• [Records for processing]
....
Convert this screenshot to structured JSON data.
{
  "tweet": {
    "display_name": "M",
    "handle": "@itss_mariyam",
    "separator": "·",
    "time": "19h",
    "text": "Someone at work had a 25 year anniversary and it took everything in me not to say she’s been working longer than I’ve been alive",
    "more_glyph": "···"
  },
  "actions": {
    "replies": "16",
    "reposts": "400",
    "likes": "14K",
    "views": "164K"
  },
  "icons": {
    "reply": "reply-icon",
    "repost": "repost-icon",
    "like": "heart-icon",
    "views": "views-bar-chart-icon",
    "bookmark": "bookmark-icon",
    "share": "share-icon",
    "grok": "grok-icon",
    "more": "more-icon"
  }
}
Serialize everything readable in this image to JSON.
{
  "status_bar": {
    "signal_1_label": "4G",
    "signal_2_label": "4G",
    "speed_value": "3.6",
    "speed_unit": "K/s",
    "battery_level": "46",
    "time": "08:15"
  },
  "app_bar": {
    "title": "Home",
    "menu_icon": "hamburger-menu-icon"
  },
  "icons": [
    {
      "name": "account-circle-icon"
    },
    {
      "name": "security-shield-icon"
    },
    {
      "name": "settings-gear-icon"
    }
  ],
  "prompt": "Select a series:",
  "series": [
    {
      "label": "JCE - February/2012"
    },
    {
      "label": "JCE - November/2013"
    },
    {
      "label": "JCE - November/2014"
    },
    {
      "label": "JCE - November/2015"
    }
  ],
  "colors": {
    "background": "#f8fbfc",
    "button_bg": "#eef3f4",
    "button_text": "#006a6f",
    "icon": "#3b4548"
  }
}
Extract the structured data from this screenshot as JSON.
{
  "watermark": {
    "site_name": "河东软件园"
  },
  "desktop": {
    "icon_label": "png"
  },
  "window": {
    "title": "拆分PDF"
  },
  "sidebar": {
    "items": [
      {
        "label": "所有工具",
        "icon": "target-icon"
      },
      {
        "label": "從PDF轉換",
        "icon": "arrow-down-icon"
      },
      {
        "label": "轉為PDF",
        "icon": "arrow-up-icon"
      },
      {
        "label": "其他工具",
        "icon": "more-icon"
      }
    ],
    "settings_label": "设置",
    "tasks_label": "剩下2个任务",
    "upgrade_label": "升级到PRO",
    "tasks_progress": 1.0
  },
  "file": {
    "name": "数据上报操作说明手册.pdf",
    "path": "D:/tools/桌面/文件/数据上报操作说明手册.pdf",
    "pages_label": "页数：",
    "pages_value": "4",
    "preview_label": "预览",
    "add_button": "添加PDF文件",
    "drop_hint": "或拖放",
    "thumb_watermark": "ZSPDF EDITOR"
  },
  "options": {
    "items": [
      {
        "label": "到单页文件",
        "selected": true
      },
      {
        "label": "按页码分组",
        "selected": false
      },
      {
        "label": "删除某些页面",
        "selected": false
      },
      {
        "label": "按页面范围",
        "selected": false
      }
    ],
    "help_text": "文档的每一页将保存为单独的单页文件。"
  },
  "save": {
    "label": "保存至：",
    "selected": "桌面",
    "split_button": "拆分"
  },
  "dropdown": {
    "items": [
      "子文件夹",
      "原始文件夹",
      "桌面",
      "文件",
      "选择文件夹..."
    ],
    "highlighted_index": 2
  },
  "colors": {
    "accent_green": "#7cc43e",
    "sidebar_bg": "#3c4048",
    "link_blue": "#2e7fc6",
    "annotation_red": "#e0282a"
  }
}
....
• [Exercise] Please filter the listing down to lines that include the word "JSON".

• [The completed task]
Convert this screenshot to structured JSON data.
Serialize everything readable in this image to JSON.
Extract the structured data from this screenshot as JSON.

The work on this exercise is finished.